#### Description of the task:
In the entries below, find every line with the string "icon" and copy it.

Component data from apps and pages
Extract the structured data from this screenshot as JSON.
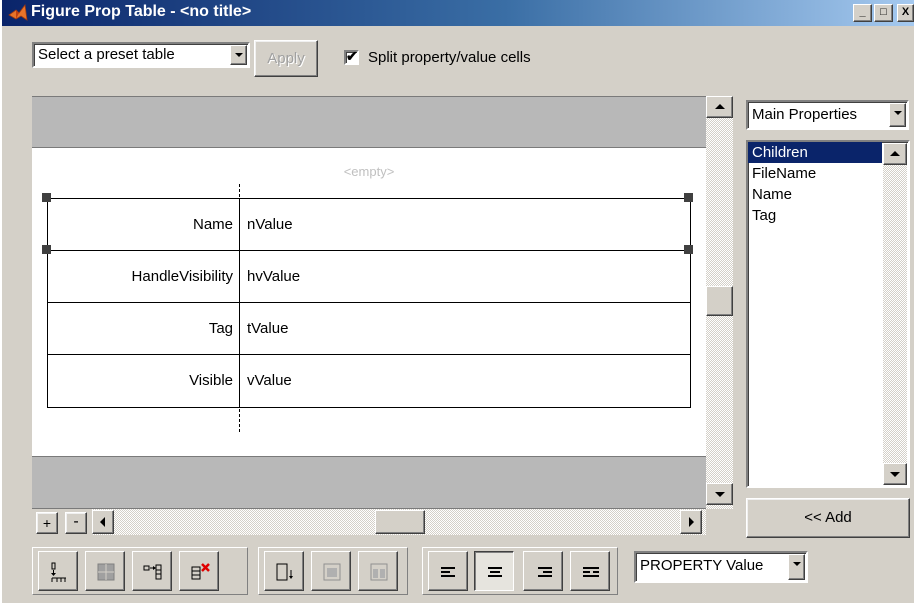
{
  "window": {
    "title": "Figure Prop Table - <no title>",
    "min_label": "_",
    "max_label": "□",
    "close_label": "X"
  },
  "top_toolbar": {
    "preset_select_value": "Select a preset table",
    "apply_label": "Apply",
    "split_checkbox_label": "Split property/value cells",
    "split_checked": true
  },
  "canvas": {
    "empty_label": "<empty>",
    "rows": [
      {
        "name": "Name",
        "value": "nValue"
      },
      {
        "name": "HandleVisibility",
        "value": "hvValue"
      },
      {
        "name": "Tag",
        "value": "tValue"
      },
      {
        "name": "Visible",
        "value": "vValue"
      }
    ],
    "add_row_label": "+",
    "remove_row_label": "-"
  },
  "right_panel": {
    "category_select_value": "Main Properties",
    "properties": [
      "Children",
      "FileName",
      "Name",
      "Tag"
    ],
    "selected_index": 0,
    "add_label": "<< Add"
  },
  "bottom_toolbar": {
    "format_select_value": "PROPERTY Value",
    "tools": [
      {
        "icon": "insert-row-icon",
        "enabled": true
      },
      {
        "icon": "merge-cells-icon",
        "enabled": false
      },
      {
        "icon": "split-cells-icon",
        "enabled": true
      },
      {
        "icon": "delete-cells-icon",
        "enabled": true
      },
      {
        "icon": "cell-height-icon",
        "enabled": true
      },
      {
        "icon": "cell-border-icon",
        "enabled": false
      },
      {
        "icon": "cell-split-grid-icon",
        "enabled": false
      },
      {
        "icon": "align-left-icon",
        "enabled": true
      },
      {
        "icon": "align-center-icon",
        "enabled": true,
        "pressed": true
      },
      {
        "icon": "align-right-icon",
        "enabled": true
      },
      {
        "icon": "align-justify-icon",
        "enabled": true
      }
    ]
  },
  "colors": {
    "titlebar_start": "#0a246a",
    "selection": "#0a246a",
    "band_gray": "#b8b8b8",
    "face": "#d4d0c8",
    "delete_red": "#e00000"
  }
}
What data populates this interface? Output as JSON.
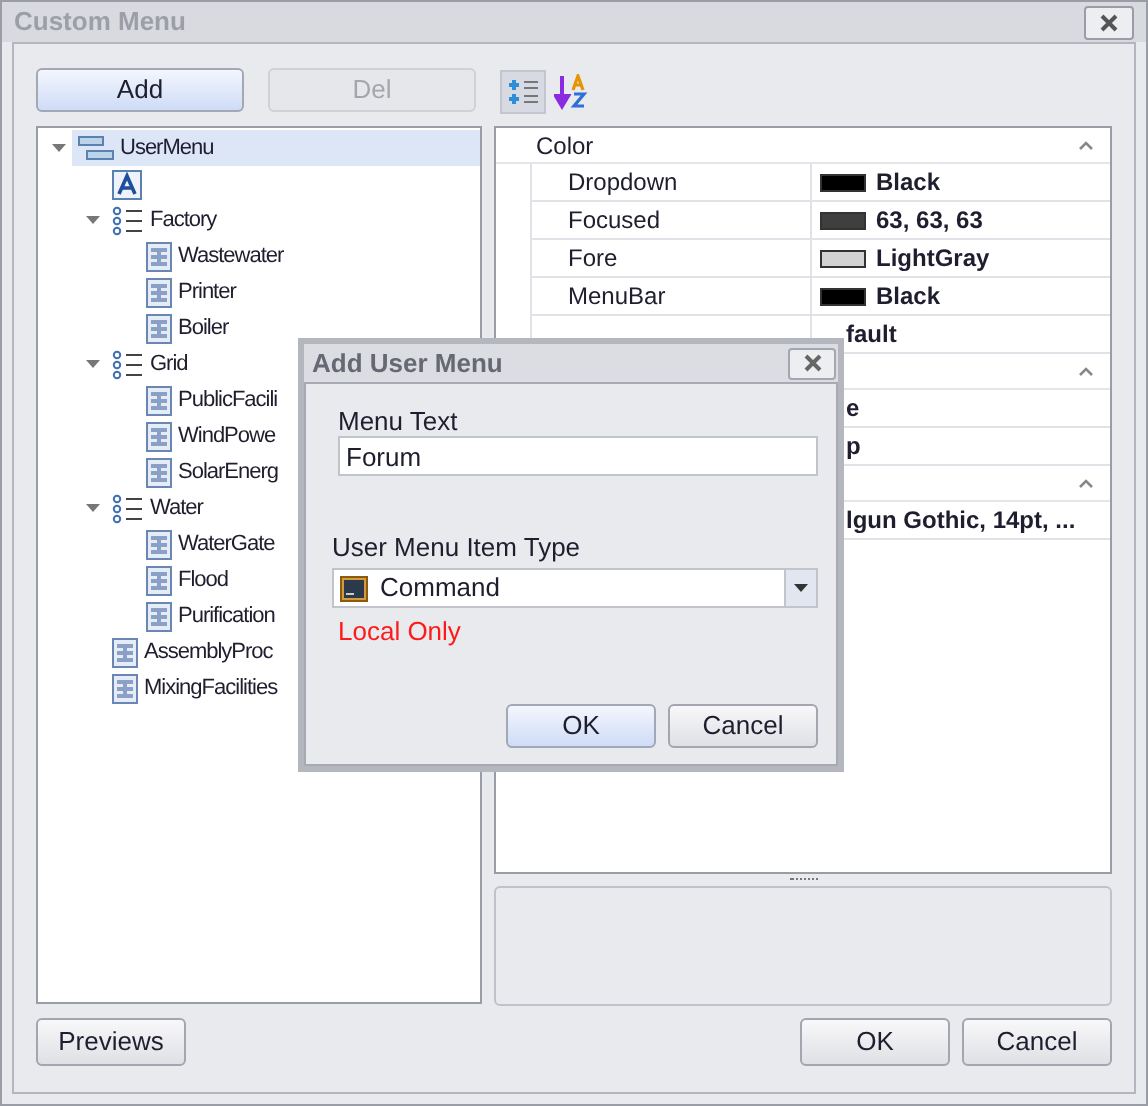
{
  "window": {
    "title": "Custom Menu"
  },
  "top_buttons": [
    {
      "label": "Add",
      "disabled": false,
      "focused": true
    },
    {
      "label": "Del",
      "disabled": true,
      "focused": false
    }
  ],
  "tree": [
    {
      "kind": "menu",
      "label": "UserMenu",
      "selected": true,
      "expanded": true,
      "children": [
        {
          "kind": "text",
          "selected": false
        },
        {
          "kind": "group",
          "label": "Factory",
          "selected": false,
          "expanded": true,
          "children": [
            {
              "kind": "item",
              "label": "Wastewater",
              "selected": false
            },
            {
              "kind": "item",
              "label": "Printer",
              "selected": false
            },
            {
              "kind": "item",
              "label": "Boiler",
              "selected": false
            }
          ]
        },
        {
          "kind": "group",
          "label": "Grid",
          "selected": false,
          "expanded": true,
          "children": [
            {
              "kind": "item",
              "label": "PublicFacili",
              "selected": false
            },
            {
              "kind": "item",
              "label": "WindPowe",
              "selected": false
            },
            {
              "kind": "item",
              "label": "SolarEnerg",
              "selected": false
            }
          ]
        },
        {
          "kind": "group",
          "label": "Water",
          "selected": false,
          "expanded": true,
          "children": [
            {
              "kind": "item",
              "label": "WaterGate",
              "selected": false
            },
            {
              "kind": "item",
              "label": "Flood",
              "selected": false
            },
            {
              "kind": "item",
              "label": "Purification",
              "selected": false
            }
          ]
        },
        {
          "kind": "item",
          "label": "AssemblyProc",
          "selected": false
        },
        {
          "kind": "item",
          "label": "MixingFacilities",
          "selected": false
        }
      ]
    }
  ],
  "property_grid": {
    "categories": [
      {
        "label": "Color",
        "expanded": true,
        "rows": [
          {
            "name": "Dropdown",
            "value": "Black",
            "color": "#000000"
          },
          {
            "name": "Focused",
            "value": "63, 63, 63",
            "color": "#3f3f3f"
          },
          {
            "name": "Fore",
            "value": "LightGray",
            "color": "#d3d3d3"
          },
          {
            "name": "MenuBar",
            "value": "Black",
            "color": "#000000"
          },
          {
            "value": "fault"
          }
        ]
      },
      {
        "expanded": true,
        "rows": [
          {
            "value": "e"
          },
          {
            "value": "p"
          }
        ]
      },
      {
        "expanded": true,
        "rows": [
          {
            "value": "lgun Gothic, 14pt, ..."
          }
        ]
      }
    ]
  },
  "bottom_buttons": [
    {
      "label": "Previews"
    },
    {
      "label": "OK"
    },
    {
      "label": "Cancel"
    }
  ],
  "dialog": {
    "title": "Add User Menu",
    "menu_text_label": "Menu Text",
    "menu_text_value": "Forum",
    "type_label": "User Menu Item Type",
    "type_value": "Command",
    "note": "Local Only",
    "buttons": [
      {
        "label": "OK",
        "focused": true
      },
      {
        "label": "Cancel",
        "focused": false
      }
    ]
  }
}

#### Result:
        "icon": "insert-row-icon",
        "icon": "merge-cells-icon",
        "icon": "split-cells-icon",
        "icon": "delete-cells-icon",
        "icon": "cell-height-icon",
        "icon": "cell-border-icon",
        "icon": "cell-split-grid-icon",
        "icon": "align-left-icon",
        "icon": "align-center-icon",
        "icon": "align-right-icon",
        "icon": "align-justify-icon",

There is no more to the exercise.